It is possible to adjust the ID the phones display to other users, to alter their behaviour as extensions. There is call diversion, and the ability to set timed alarm calls. It's possible to tweak the QoS of the box to deliver better call quality or use less data - but we found it better to leave it as is.
Another nifty feature is call pass-through. It's possible to dial the Fritz Box from a remote phone, and then make VOIP calls from it, for instance getting cheap international calls from a mobile.
The phone section of the Fritz manager gives a log of all calls made and received.
It's worth mentioning that there is third party software available for the box, which Fritz users tell me is a major plus. One add-on can output the call log to a spreadsheet for analysis. Another add-on gives the box TAPI support, so users can dial Outlook contacts, or numbers on Web pages (viewed in Firefox) by clicking them.
Those with ISDN have even more options. The device can connect up to an ISDN line, but can also have ISDN terminal equipment (phones and the like) attached to it, whether or not an ISDN line is present. This wouldl allow, for instance, small offices that have ISDN equipment to plug this in, and cancel the ISDN line. If the office has an ISDN PBX, this can plug in, giving even more extensions.
Good WLAN set-up
The wireless LAN includes the options for "g++", a speed boost option similar to that offered by D-Link in its 2XR products. This is available if using AVM's USB Wi-Fi adapter.
For added security, the fairly standard options of hiding the SSID and limiting access to known MAC addresses are included. It also gives the option to reduce the WLAN transmit power to avoid causing trouble to the neighbours.
Nice system control
The system settings surprised us with the number of "extras". There's a full event log, which can be printed, or e-mailed dily, weekly or motnyly - once you give it your ISP's SMTP server and your email address.
Another good idea is a night service, that can turn the WLAN off between specified times to save power. It won't turn off till the last device disconnects, and can be re-activated by dialling a simple code in one of the phones. It can also put the phones on "do not disturb".
Some of these settings are deemed to be complicated. They can be hidden or revealed with an "expert settings" check box.
To our surprise, when anything looked odd, the online help answered our questions. The PDF manual on the CD was also surprisingly good: well-translated, informative, and indexed.
The rest of the range
For users with no ISDN equipment, there is a Fritz! Box Fon WLAN device that is £20 cheaper. It can still be connected to ISDN or POTS lines, but won't support ISDN phones or PBXs. It has only one LAN port.
Another box is available in Germany, which is expected to come to the UK, at a higher price, in a few months' time. This has four LAN ports and a USB host for printers or storage devices. It also allows the Fritz USB stick to act as a security key: plug it into the box, and then into the client system, and it will set-up a secure WLAN connection.
In a world where products tend to have names like DG834N, it's nice to meet one named Fritz.
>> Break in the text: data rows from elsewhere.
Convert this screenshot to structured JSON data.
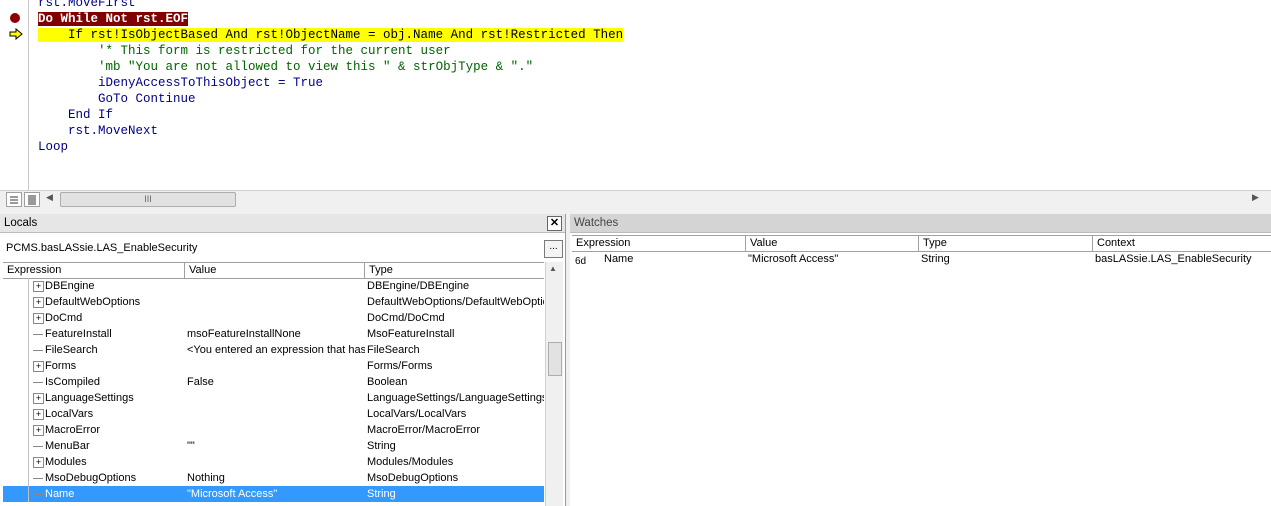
{
  "code": {
    "lines": [
      {
        "text": "rst.MoveFirst",
        "style": "normal"
      },
      {
        "text": "Do While Not rst.EOF",
        "style": "break"
      },
      {
        "text": "    If rst!IsObjectBased And rst!ObjectName = obj.Name And rst!Restricted Then",
        "style": "exec"
      },
      {
        "text": "        '* This form is restricted for the current user",
        "style": "comment"
      },
      {
        "text": "        'mb \"You are not allowed to view this \" & strObjType & \".\"",
        "style": "comment"
      },
      {
        "text": "        iDenyAccessToThisObject = True",
        "style": "normal"
      },
      {
        "text": "        GoTo Continue",
        "style": "normal"
      },
      {
        "text": "    End If",
        "style": "normal"
      },
      {
        "text": "    rst.MoveNext",
        "style": "normal"
      },
      {
        "text": "Loop",
        "style": "normal"
      }
    ],
    "breakpoint_color": "#8b0000",
    "exec_color": "#ffff00"
  },
  "hscroll": {
    "thumb_label": "III"
  },
  "locals": {
    "title": "Locals",
    "close_label": "✕",
    "context": "PCMS.basLASsie.LAS_EnableSecurity",
    "call_stack_label": "...",
    "columns": {
      "expression": "Expression",
      "value": "Value",
      "type": "Type"
    },
    "rows": [
      {
        "name": "DBEngine",
        "value": "",
        "type": "DBEngine/DBEngine",
        "expandable": true
      },
      {
        "name": "DefaultWebOptions",
        "value": "",
        "type": "DefaultWebOptions/DefaultWebOptio",
        "expandable": true
      },
      {
        "name": "DoCmd",
        "value": "",
        "type": "DoCmd/DoCmd",
        "expandable": true
      },
      {
        "name": "FeatureInstall",
        "value": "msoFeatureInstallNone",
        "type": "MsoFeatureInstall",
        "expandable": false
      },
      {
        "name": "FileSearch",
        "value": "<You entered an expression that has",
        "type": "FileSearch",
        "expandable": false
      },
      {
        "name": "Forms",
        "value": "",
        "type": "Forms/Forms",
        "expandable": true
      },
      {
        "name": "IsCompiled",
        "value": "False",
        "type": "Boolean",
        "expandable": false
      },
      {
        "name": "LanguageSettings",
        "value": "",
        "type": "LanguageSettings/LanguageSettings",
        "expandable": true
      },
      {
        "name": "LocalVars",
        "value": "",
        "type": "LocalVars/LocalVars",
        "expandable": true
      },
      {
        "name": "MacroError",
        "value": "",
        "type": "MacroError/MacroError",
        "expandable": true
      },
      {
        "name": "MenuBar",
        "value": "\"\"",
        "type": "String",
        "expandable": false
      },
      {
        "name": "Modules",
        "value": "",
        "type": "Modules/Modules",
        "expandable": true
      },
      {
        "name": "MsoDebugOptions",
        "value": "Nothing",
        "type": "MsoDebugOptions",
        "expandable": false
      },
      {
        "name": "Name",
        "value": "\"Microsoft Access\"",
        "type": "String",
        "expandable": false,
        "selected": true
      }
    ]
  },
  "watches": {
    "title": "Watches",
    "columns": {
      "expression": "Expression",
      "value": "Value",
      "type": "Type",
      "context": "Context"
    },
    "rows": [
      {
        "icon": "glasses-icon",
        "name": "Name",
        "value": "\"Microsoft Access\"",
        "type": "String",
        "context": "basLASsie.LAS_EnableSecurity"
      }
    ]
  },
  "colors": {
    "selection": "#3399ff",
    "keyword": "#00008b"
  }
}
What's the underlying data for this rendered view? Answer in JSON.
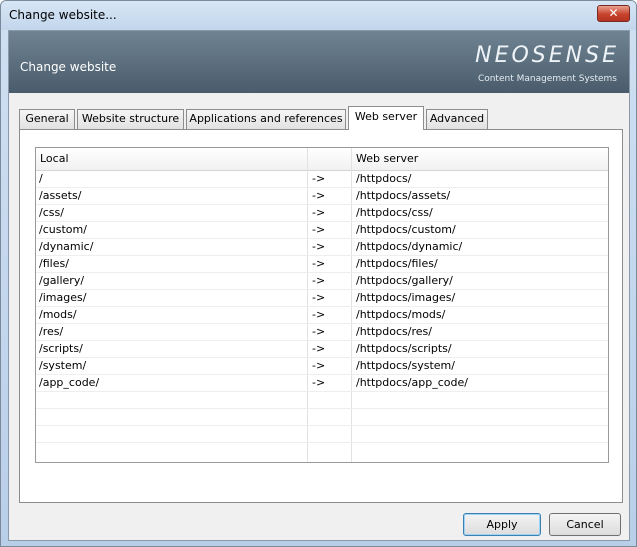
{
  "window": {
    "title": "Change website...",
    "close_glyph": "✕"
  },
  "banner": {
    "title": "Change website",
    "brand_name": "NEOSENSE",
    "brand_tagline": "Content Management Systems"
  },
  "tabs": [
    {
      "label": "General"
    },
    {
      "label": "Website structure"
    },
    {
      "label": "Applications and references"
    },
    {
      "label": "Web server",
      "active": true
    },
    {
      "label": "Advanced"
    }
  ],
  "table": {
    "headers": [
      "Local",
      "",
      "Web server"
    ],
    "rows": [
      {
        "local": "/",
        "arrow": "->",
        "web": "/httpdocs/"
      },
      {
        "local": "/assets/",
        "arrow": "->",
        "web": "/httpdocs/assets/"
      },
      {
        "local": "/css/",
        "arrow": "->",
        "web": "/httpdocs/css/"
      },
      {
        "local": "/custom/",
        "arrow": "->",
        "web": "/httpdocs/custom/"
      },
      {
        "local": "/dynamic/",
        "arrow": "->",
        "web": "/httpdocs/dynamic/"
      },
      {
        "local": "/files/",
        "arrow": "->",
        "web": "/httpdocs/files/"
      },
      {
        "local": "/gallery/",
        "arrow": "->",
        "web": "/httpdocs/gallery/"
      },
      {
        "local": "/images/",
        "arrow": "->",
        "web": "/httpdocs/images/"
      },
      {
        "local": "/mods/",
        "arrow": "->",
        "web": "/httpdocs/mods/"
      },
      {
        "local": "/res/",
        "arrow": "->",
        "web": "/httpdocs/res/"
      },
      {
        "local": "/scripts/",
        "arrow": "->",
        "web": "/httpdocs/scripts/"
      },
      {
        "local": "/system/",
        "arrow": "->",
        "web": "/httpdocs/system/"
      },
      {
        "local": "/app_code/",
        "arrow": "->",
        "web": "/httpdocs/app_code/"
      },
      {
        "local": "",
        "arrow": "",
        "web": ""
      },
      {
        "local": "",
        "arrow": "",
        "web": ""
      },
      {
        "local": "",
        "arrow": "",
        "web": ""
      }
    ]
  },
  "buttons": {
    "apply": "Apply",
    "cancel": "Cancel"
  }
}
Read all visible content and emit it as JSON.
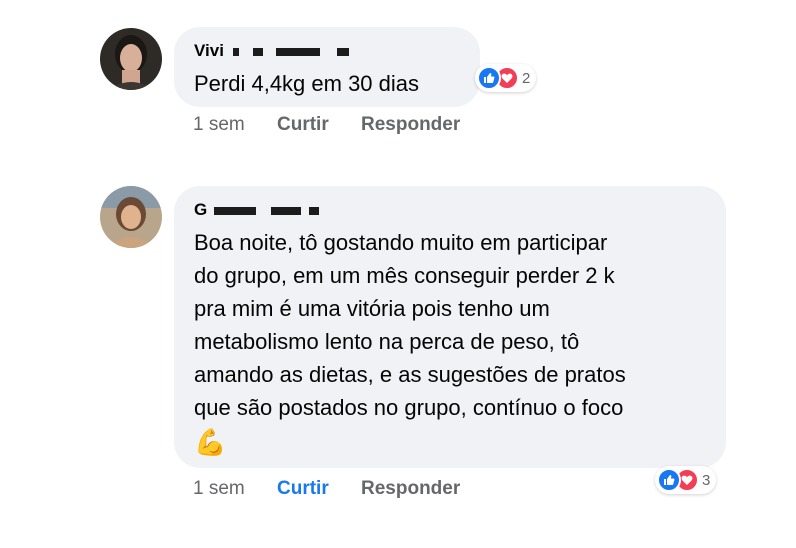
{
  "comments": [
    {
      "author": "Vivi",
      "text": "Perdi 4,4kg em 30 dias",
      "reaction_count": "2",
      "time": "1 sem",
      "like_label": "Curtir",
      "reply_label": "Responder",
      "liked": false
    },
    {
      "author": "G",
      "text": "Boa noite, tô gostando muito em participar\ndo grupo, em um mês conseguir perder 2 k\npra mim é uma vitória pois tenho um\nmetabolismo lento na perca de peso, tô\namando as dietas, e as sugestões de pratos\nque são postados no grupo, contínuo o foco",
      "emoji": "💪",
      "reaction_count": "3",
      "time": "1 sem",
      "like_label": "Curtir",
      "reply_label": "Responder",
      "liked": true
    }
  ],
  "colors": {
    "bubble": "#f0f2f5",
    "like_blue": "#1877f2",
    "love_red": "#f33e58",
    "meta_gray": "#65676b"
  }
}
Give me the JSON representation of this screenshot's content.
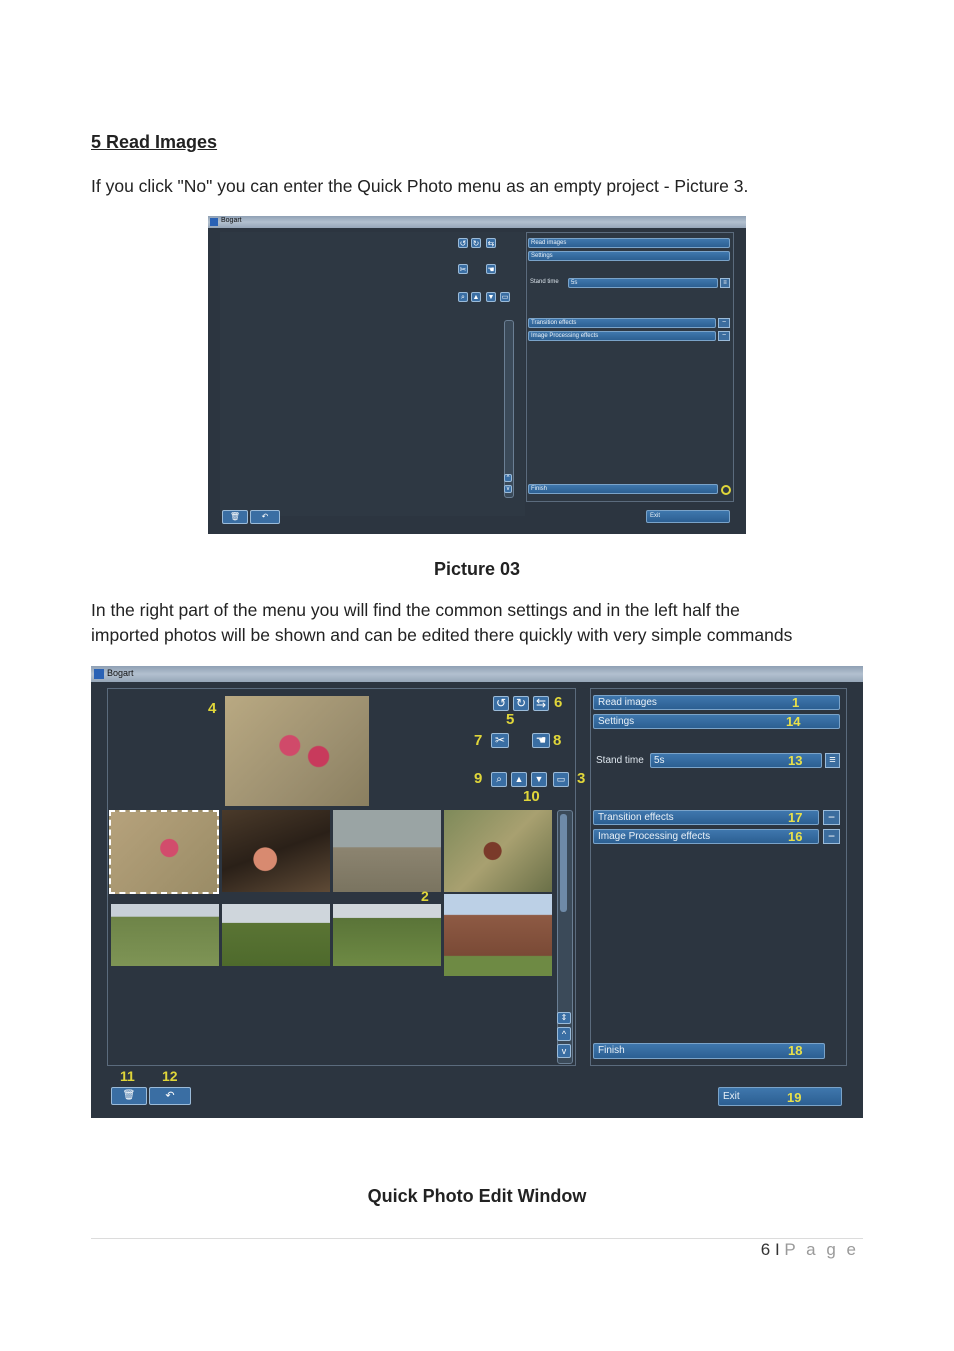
{
  "doc": {
    "heading": "5 Read Images",
    "para1": "If you click \"No\" you can enter the Quick Photo menu as an empty project - Picture 3.",
    "caption1": "Picture 03",
    "para2_line1": "In the right part of the menu you will find the common settings and in the left half the",
    "para2_line2": "imported photos will be shown and can be edited there quickly with very simple commands",
    "caption2": "Quick Photo Edit Window",
    "footer_page": "6",
    "footer_sep": "I",
    "footer_label": "P a g e"
  },
  "app1": {
    "title": "Bogart",
    "read_images": "Read images",
    "settings": "Settings",
    "stand_time_label": "Stand time",
    "stand_time_value": "5s",
    "transition_effects": "Transition effects",
    "image_processing_effects": "Image Processing effects",
    "finish": "Finish",
    "exit": "Exit"
  },
  "app2": {
    "title": "Bogart",
    "read_images": "Read images",
    "settings": "Settings",
    "stand_time_label": "Stand time",
    "stand_time_value": "5s",
    "transition_effects": "Transition effects",
    "image_processing_effects": "Image Processing effects",
    "finish": "Finish",
    "exit": "Exit",
    "callouts": {
      "n1": "1",
      "n2": "2",
      "n3": "3",
      "n4": "4",
      "n5": "5",
      "n6": "6",
      "n7": "7",
      "n8": "8",
      "n9": "9",
      "n10": "10",
      "n11": "11",
      "n12": "12",
      "n13": "13",
      "n14": "14",
      "n16": "16",
      "n17": "17",
      "n18": "18",
      "n19": "19"
    },
    "icons": [
      "rotate-left-icon",
      "rotate-right-icon",
      "flip-icon",
      "crop-icon",
      "hand-icon",
      "zoom-icon",
      "thumbs-up-icon",
      "thumbs-down-icon",
      "screen-icon",
      "trash-icon",
      "undo-icon",
      "menu-lines-icon",
      "minus-icon",
      "finish-circle-icon"
    ]
  },
  "colors": {
    "button_blue": "#3f77ad",
    "callout_yellow": "#e0d63a",
    "window_bg": "#2c3540"
  }
}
If AVM increases its profile in the UK, Fritz should do very well indeed.
Fritz! is the best-value single-box communication system for a small office that we have seen. An excellently designed and managed device, it supports up to ten VOIP accounts and provides a three-line PBX which uses them independently of any PCs. Small offices with ISDN equipment could have even more extensions and do away with the ISDN line.